#### RECORDS FOR THE EXERCISE

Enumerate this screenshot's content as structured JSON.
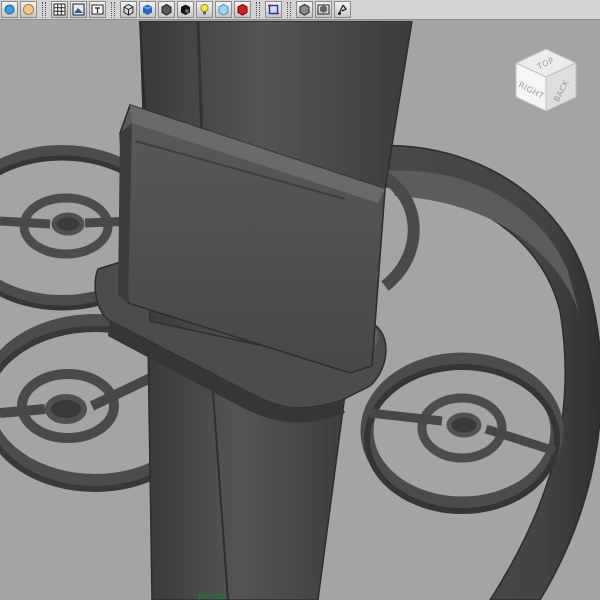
{
  "toolbar": {
    "icons": [
      "snapshot-icon",
      "camera-attrs-icon",
      "grid-icon",
      "image-plane-icon",
      "resolution-gate-icon",
      "wireframe-shading-icon",
      "smooth-shade-icon",
      "default-material-icon",
      "shadows-icon",
      "use-all-lights-icon",
      "xray-icon",
      "textured-icon",
      "isolate-select-icon",
      "frame-all-icon",
      "frame-selected-icon",
      "camera-tools-icon"
    ]
  },
  "viewcube": {
    "faces": {
      "top": "TOP",
      "right": "RIGHT",
      "back": "BACK"
    }
  },
  "viewport": {
    "panel_label": "persp"
  },
  "colors": {
    "background": "#a4a4a4",
    "mesh": "#4c4c4c",
    "mesh_dark": "#353535",
    "mesh_light": "#6a6a6a",
    "status_label": "#0b8a2c"
  }
}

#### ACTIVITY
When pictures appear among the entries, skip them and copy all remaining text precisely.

#### EXERCISE OUTPUT
Enumerate this screenshot's content as structured JSON.
{
  "toolbar": {
    "icons": [
      "snapshot-icon",
      "camera-attrs-icon",
      "grid-icon",
      "image-plane-icon",
      "resolution-gate-icon",
      "wireframe-shading-icon",
      "smooth-shade-icon",
      "default-material-icon",
      "shadows-icon",
      "use-all-lights-icon",
      "xray-icon",
      "textured-icon",
      "isolate-select-icon",
      "frame-all-icon",
      "frame-selected-icon",
      "camera-tools-icon"
    ]
  },
  "viewcube": {
    "faces": {
      "top": "TOP",
      "right": "RIGHT",
      "back": "BACK"
    }
  },
  "viewport": {
    "panel_label": "persp"
  },
  "colors": {
    "background": "#a4a4a4",
    "mesh": "#4c4c4c",
    "mesh_dark": "#353535",
    "mesh_light": "#6a6a6a",
    "status_label": "#0b8a2c"
  }
}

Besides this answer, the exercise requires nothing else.